In terms of carrier availability, he added: "We would welcome any enquiries as we are very in touch with aircraft availability along the entire eastern coastline of Africa. Astral Aviation has the 727F based in NBO. There are also ample AN26F and also a C310 in MGQ that could also be called into play, as the operators do have spare hours".

Volga-Dnepr - capacity

Reporting on 21 March, Stuart Smith, Director Global Humanitarian, said of Volga-Dnepr's capacity: "1 x VDA IL76 is now ready in Maputo and will operate flights in coming days for BEW/Beira International Airport. We may consider ops also to Chimoio/VPY inside Mozambique. We may also look to offer B737F of Atran Cargo (Volga-Dnepr Group) ex EU and UAE origins, in case of smaller loads requirement. BEW, as we understand it, is not able to download larger freighters due lack of MDL but smaller freighters (forklift/low loader etc) as yes OR ramp".

Sheltereach.org - shelter

John Vasila of Sheltereach said: “Zimbabwean President, Emmerson Minangagwa, of town Chmanimani Government wants to ensure that houses are built back with stronger materials. Sheltereach designs can be summed up with the word Simple. Simple for the end users, simple in terms of logistics and simple in procurement.

This leads to safe, affordable housing with access to services.
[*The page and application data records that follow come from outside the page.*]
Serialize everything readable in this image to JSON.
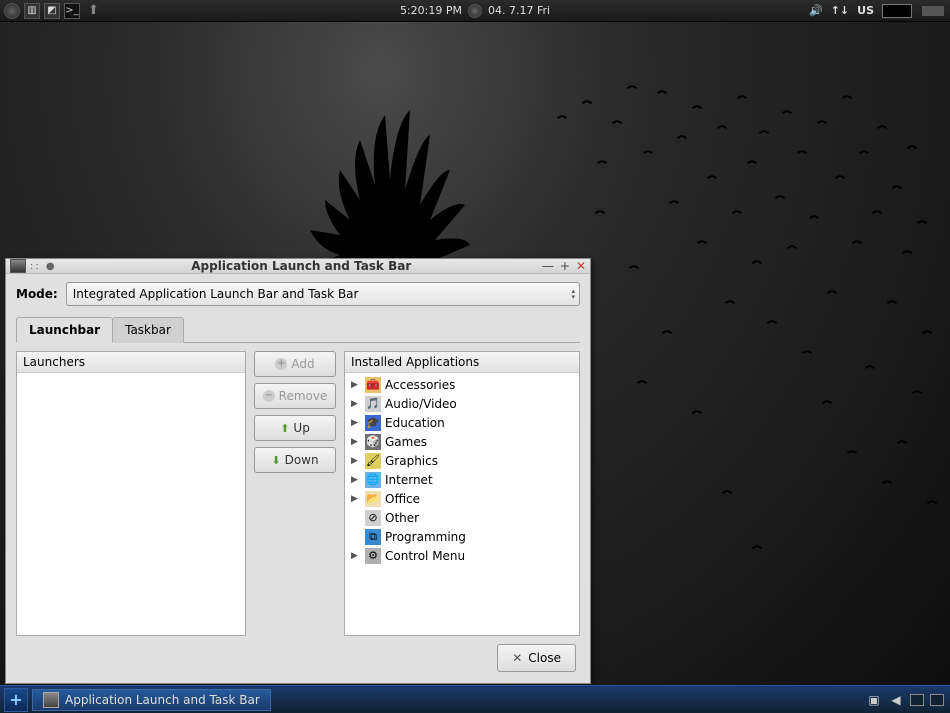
{
  "top_panel": {
    "time": "5:20:19 PM",
    "date": "04. 7.17 Fri",
    "keyboard_layout": "US"
  },
  "window": {
    "title": "Application Launch and Task Bar",
    "mode_label": "Mode:",
    "mode_value": "Integrated Application Launch Bar and Task Bar",
    "tabs": {
      "launchbar": "Launchbar",
      "taskbar": "Taskbar"
    },
    "launchers_header": "Launchers",
    "buttons": {
      "add": "Add",
      "remove": "Remove",
      "up": "Up",
      "down": "Down"
    },
    "apps_header": "Installed Applications",
    "categories": [
      {
        "label": "Accessories",
        "expandable": true,
        "icon": "🧰",
        "bg": "#e8c070"
      },
      {
        "label": "Audio/Video",
        "expandable": true,
        "icon": "🎵",
        "bg": "#d0d0d0"
      },
      {
        "label": "Education",
        "expandable": true,
        "icon": "🎓",
        "bg": "#3a6ad0"
      },
      {
        "label": "Games",
        "expandable": true,
        "icon": "🎲",
        "bg": "#707070"
      },
      {
        "label": "Graphics",
        "expandable": true,
        "icon": "🖌",
        "bg": "#e0d060"
      },
      {
        "label": "Internet",
        "expandable": true,
        "icon": "🌐",
        "bg": "#70b0e8"
      },
      {
        "label": "Office",
        "expandable": true,
        "icon": "📂",
        "bg": "#f0e0b0"
      },
      {
        "label": "Other",
        "expandable": false,
        "icon": "⊘",
        "bg": "#d0d0d0"
      },
      {
        "label": "Programming",
        "expandable": false,
        "icon": "⧉",
        "bg": "#3a8ad0"
      },
      {
        "label": "Control Menu",
        "expandable": true,
        "icon": "⚙",
        "bg": "#b0b0b0"
      }
    ],
    "close": "Close"
  },
  "bottom_panel": {
    "task_title": "Application Launch and Task Bar"
  }
}
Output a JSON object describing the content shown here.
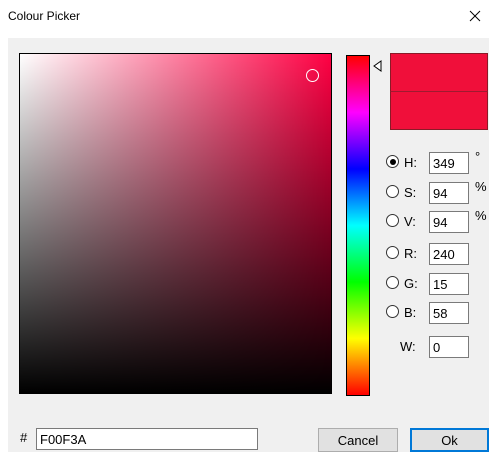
{
  "window": {
    "title": "Colour Picker",
    "close_glyph": "×"
  },
  "colors": {
    "selected": "#F00F3A",
    "hue_pure": "#ff0043"
  },
  "fields": {
    "h": {
      "label": "H:",
      "value": "349",
      "unit": "°",
      "selected": true
    },
    "s": {
      "label": "S:",
      "value": "94",
      "unit": "%"
    },
    "v": {
      "label": "V:",
      "value": "94",
      "unit": "%"
    },
    "r": {
      "label": "R:",
      "value": "240"
    },
    "g": {
      "label": "G:",
      "value": "15"
    },
    "b": {
      "label": "B:",
      "value": "58"
    },
    "w": {
      "label": "W:",
      "value": "0"
    }
  },
  "hex": {
    "label": "#",
    "value": "F00F3A"
  },
  "buttons": {
    "cancel": "Cancel",
    "ok": "Ok"
  },
  "icons": {
    "close": "close-icon",
    "hue_marker_left": "triangle-right-icon",
    "hue_marker_right": "triangle-left-icon"
  }
}
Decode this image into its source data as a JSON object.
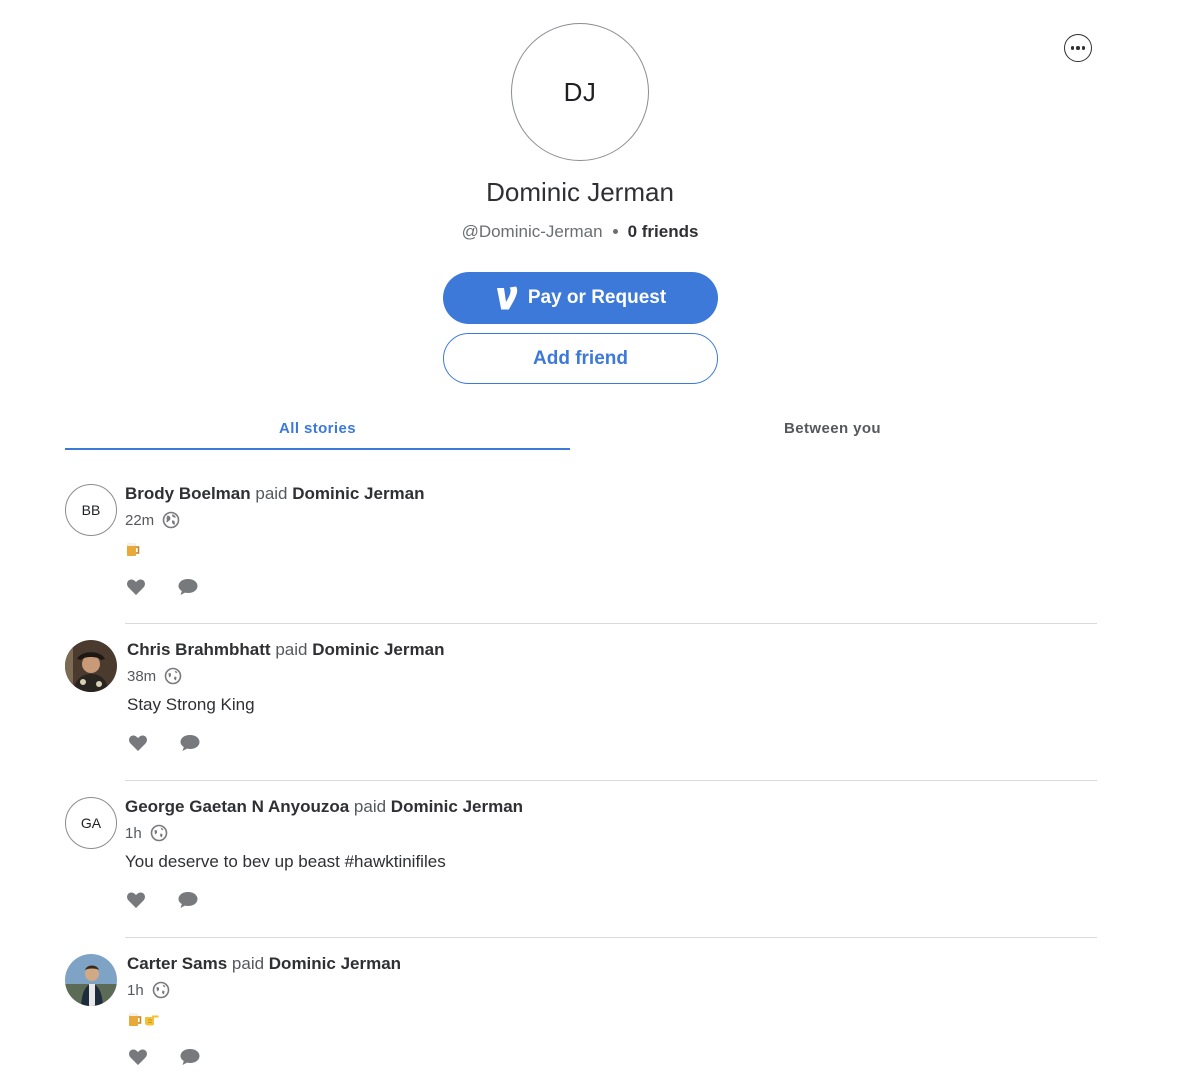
{
  "profile": {
    "initials": "DJ",
    "name": "Dominic Jerman",
    "username": "@Dominic-Jerman",
    "friends_count": "0 friends"
  },
  "actions": {
    "pay_label": "Pay or Request",
    "add_friend_label": "Add friend"
  },
  "tabs": [
    {
      "label": "All stories",
      "active": true
    },
    {
      "label": "Between you",
      "active": false
    }
  ],
  "stories": [
    {
      "avatar_initials": "BB",
      "avatar_type": "initials",
      "payer": "Brody Boelman",
      "verb": "paid",
      "payee": "Dominic Jerman",
      "time": "22m",
      "note": "",
      "note_emoji": [
        "beer-mug"
      ]
    },
    {
      "avatar_initials": "",
      "avatar_type": "photo",
      "payer": "Chris Brahmbhatt",
      "verb": "paid",
      "payee": "Dominic Jerman",
      "time": "38m",
      "note": "Stay Strong King",
      "note_emoji": []
    },
    {
      "avatar_initials": "GA",
      "avatar_type": "initials",
      "payer": "George Gaetan N Anyouzoa",
      "verb": "paid",
      "payee": "Dominic Jerman",
      "time": "1h",
      "note": "You deserve to bev up beast #hawktinifiles",
      "note_emoji": []
    },
    {
      "avatar_initials": "",
      "avatar_type": "photo",
      "payer": "Carter Sams",
      "verb": "paid",
      "payee": "Dominic Jerman",
      "time": "1h",
      "note": "",
      "note_emoji": [
        "beer-mug",
        "pointing-hand"
      ]
    }
  ],
  "colors": {
    "brand_blue": "#3d79d9",
    "text_dark": "#2f3033",
    "text_muted": "#6b6e73",
    "icon_gray": "#77797d"
  }
}
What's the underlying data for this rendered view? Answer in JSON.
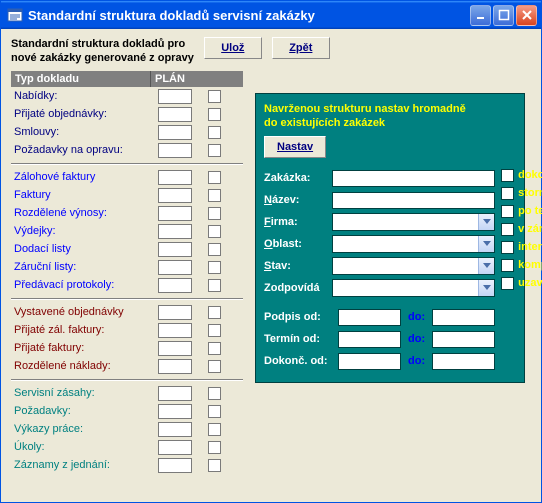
{
  "window": {
    "title": "Standardní struktura dokladů servisní zakázky"
  },
  "header": {
    "subtitle_line1": "Standardní struktura dokladů pro",
    "subtitle_line2": "nové zakázky generované z opravy",
    "save": "Ulož",
    "back": "Zpět"
  },
  "table": {
    "col1": "Typ dokladu",
    "col2": "PLÁN",
    "groups": [
      {
        "color": "navy",
        "rows": [
          "Nabídky:",
          "Přijaté objednávky:",
          "Smlouvy:",
          "Požadavky na opravu:"
        ]
      },
      {
        "color": "blue",
        "rows": [
          "Zálohové faktury",
          "Faktury",
          "Rozdělené výnosy:",
          "Výdejky:",
          "Dodací listy",
          "Záruční listy:",
          "Předávací protokoly:"
        ]
      },
      {
        "color": "maroon",
        "rows": [
          "Vystavené objednávky",
          "Přijaté zál. faktury:",
          "Přijaté faktury:",
          "Rozdělené náklady:"
        ]
      },
      {
        "color": "teal",
        "rows": [
          "Servisní zásahy:",
          "Požadavky:",
          "Výkazy práce:",
          "Úkoly:",
          "Záznamy z jednání:"
        ]
      }
    ]
  },
  "panel": {
    "title_line1": "Navrženou strukturu nastav hromadně",
    "title_line2": "do existujících zakázek",
    "apply": "Nastav",
    "fields": {
      "zakazka": "Zakázka:",
      "nazev_pre": "N",
      "nazev_post": "ázev:",
      "firma_pre": "F",
      "firma_post": "irma:",
      "oblast_pre": "O",
      "oblast_post": "blast:",
      "stav_pre": "S",
      "stav_post": "tav:",
      "zodpovida": "Zodpovídá"
    },
    "checks": [
      "dokončené",
      "stornované",
      "po termínu",
      "v záruce",
      "interní",
      "kompletní",
      "uzavřené"
    ],
    "dates": {
      "podpis": "Podpis od:",
      "termin": "Termín od:",
      "dokonc": "Dokonč. od:",
      "do": "do:"
    }
  }
}
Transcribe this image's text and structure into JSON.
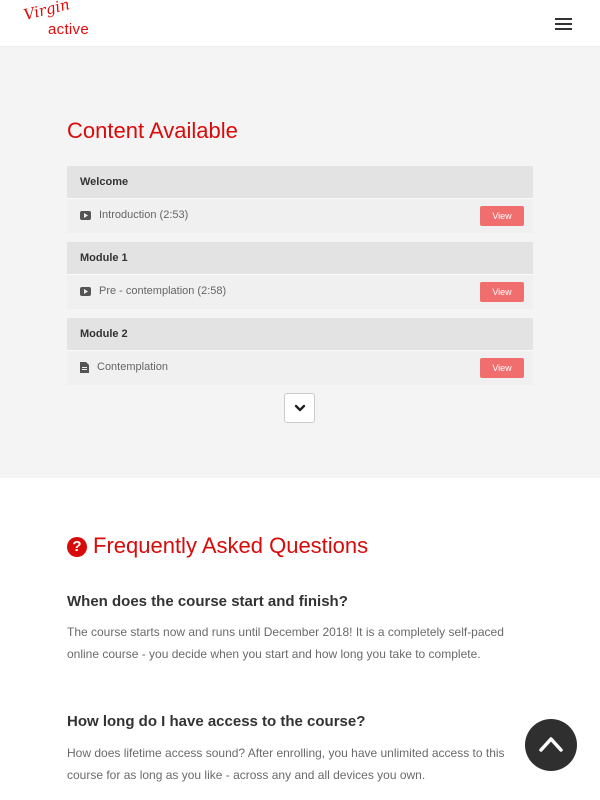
{
  "header": {
    "logo_script": "Virgin",
    "logo_word": "active",
    "brand_color": "#e10a0a"
  },
  "content": {
    "title": "Content Available",
    "modules": [
      {
        "name": "Welcome",
        "lesson": {
          "title": "Introduction (2:53)",
          "icon": "play-icon",
          "button": "View"
        }
      },
      {
        "name": "Module 1",
        "lesson": {
          "title": "Pre - contemplation (2:58)",
          "icon": "play-icon",
          "button": "View"
        }
      },
      {
        "name": "Module 2",
        "lesson": {
          "title": "Contemplation",
          "icon": "document-icon",
          "button": "View"
        }
      }
    ]
  },
  "faq": {
    "title": "Frequently Asked Questions",
    "items": [
      {
        "question": "When does the course start and finish?",
        "answer": "The course starts now and runs until December 2018! It is a completely self-paced online course - you decide when you start and how long you take to complete."
      },
      {
        "question": "How long do I have access to the course?",
        "answer": "How does lifetime access sound? After enrolling, you have unlimited access to this course for as long as you like - across any and all devices you own."
      }
    ]
  },
  "colors": {
    "accent": "#d80b0b",
    "button": "#f06e6e",
    "panel": "#f4f4f4"
  }
}
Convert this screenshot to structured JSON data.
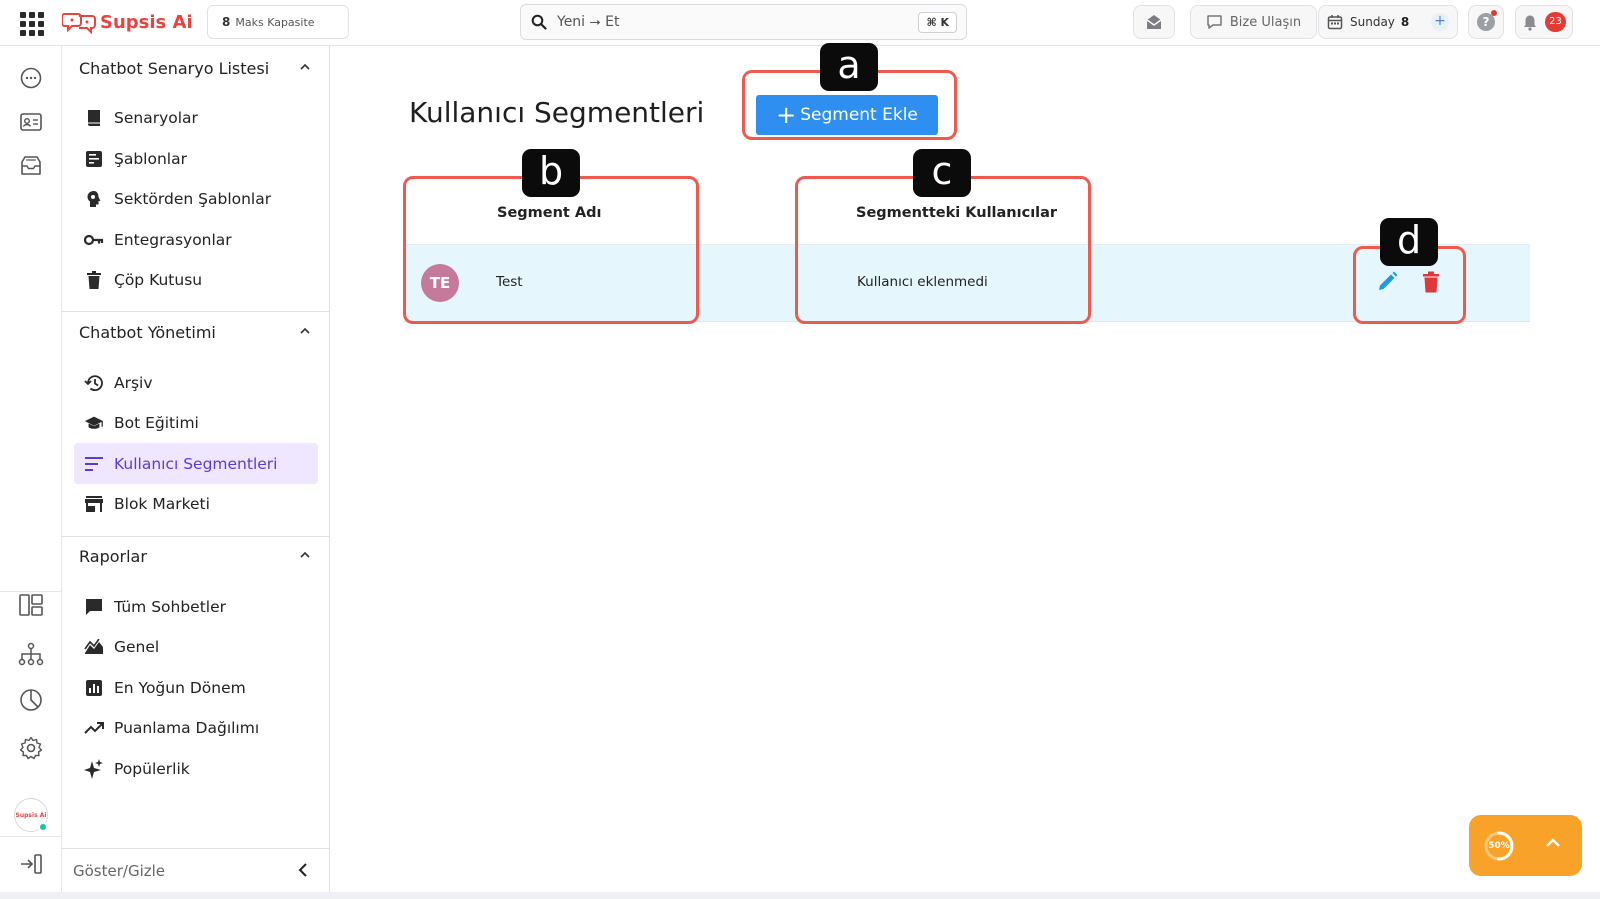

We can also help local people to understand the building principles and materials used in our shelter/housing systems. We can partner with Government and NGOs to ensure appropriate disaster relief and reconstruction methods are used, increasing the strength by up to 30 times of  the original structure, usually without increasing the minimal budget cost".

See attached for typical shelter options and a diagram of a Disaster Cycle, in terms of shelter.